Security Linux News for Oct 27, 2000
eWeek: Industry reaction to Microsoft hack: It will only get worse (Oct 27, 2000, 22:36)
"The breach of Microsoft Corp.'s network and subsequent access
to its source code represent to many the failure of that vendor's
product design, the failure of enterprises to implement best
practices and the failure to understand security as a
Red Hat Security Advisory: Updated nss_ldap packages are now available. (Oct 27, 2000, 20:41)
"A race condition has been found in the nss_ldap package. On a
system running nscd, a malicious user can cause the system to
Red Hat Security Advisory: Updated Secure Web Server packages now available (Oct 27, 2000, 20:34)
"Security bugs in versions of Apache prior to 1.3.14 also affect
Secure Web Server. A new release which incorporates 1.3.14 is now
SuSE Security Announcement: ncurses (Oct 27, 2000, 20:19)
"Insufficient boundary checking leads to a buffer overflow if a
user supplies a specially drafted terminfo database file. If an
ncurses-linked binary is installed setuid root, it is possible for
a local attacker to exploit this hole and gain elevated
LinuxSecurity.com: Linux Advisory Watch, October 27, 2000 (Oct 27, 2000, 19:40)
"This week, advisories were released for apache, gnupg, ping,
ypbind, ypserve, mysql, cyrus-sal, curl, ppp-off, and xlockmore.
The vendors include Immunix, Mandrake, Red Hat, and Slackware."
CNET News.com: Microsoft computer network hacked; WINE to benefit? (Oct 27, 2000, 14:09)
"...it could provide aid to projects that are trying to
reverse-engineer aspects of Windows. One example is a group called

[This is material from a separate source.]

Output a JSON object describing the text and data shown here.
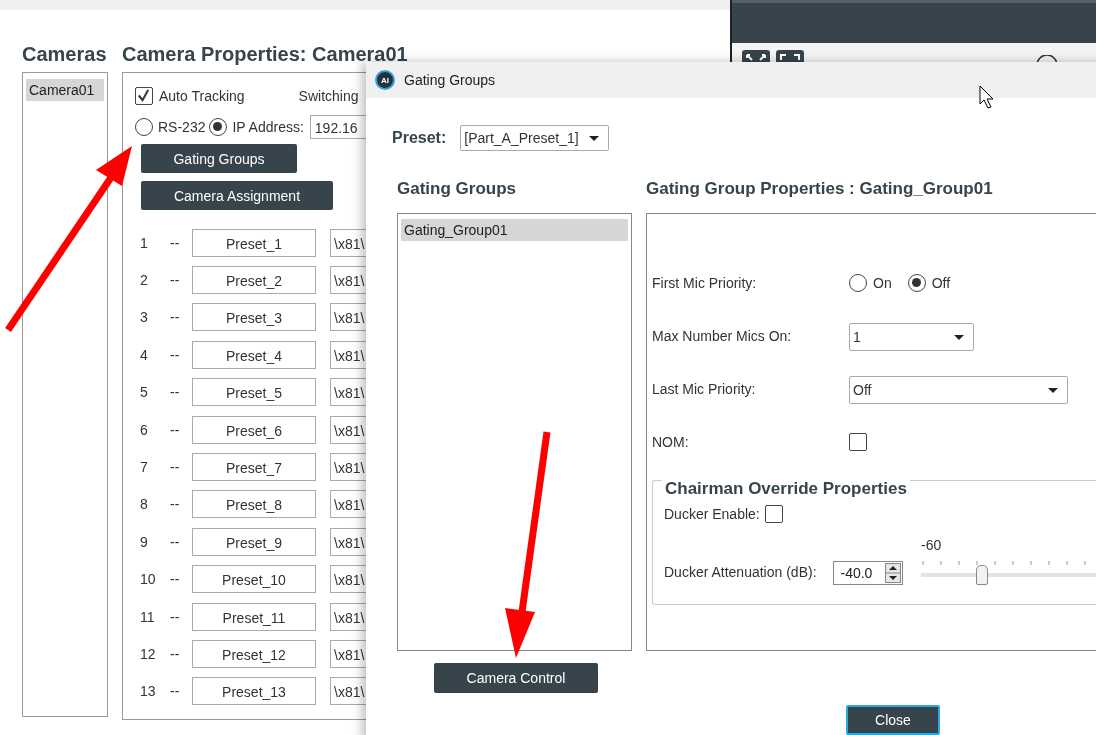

Wine working on technology that lets Windows programs run on
Intel-based Linux systems."
Microsoft secrets 'safe' after hack attack
(Oct 27, 2000, 11:21)
"Microsoft's corporate network has been broken into by hackers,
but the Redmond giant said source code for its most popular
software was not compromised."
Security Portal: Auditing Code (Oct 27, 2000, 06:48)
"However, an automated code audit is much better than no code
audit, especially with a reasonably advanced tool such as ITS4,
which will catch many of the common problems that have resulted in
root exploits. The following is an interview with John Viega,
author of ITS4."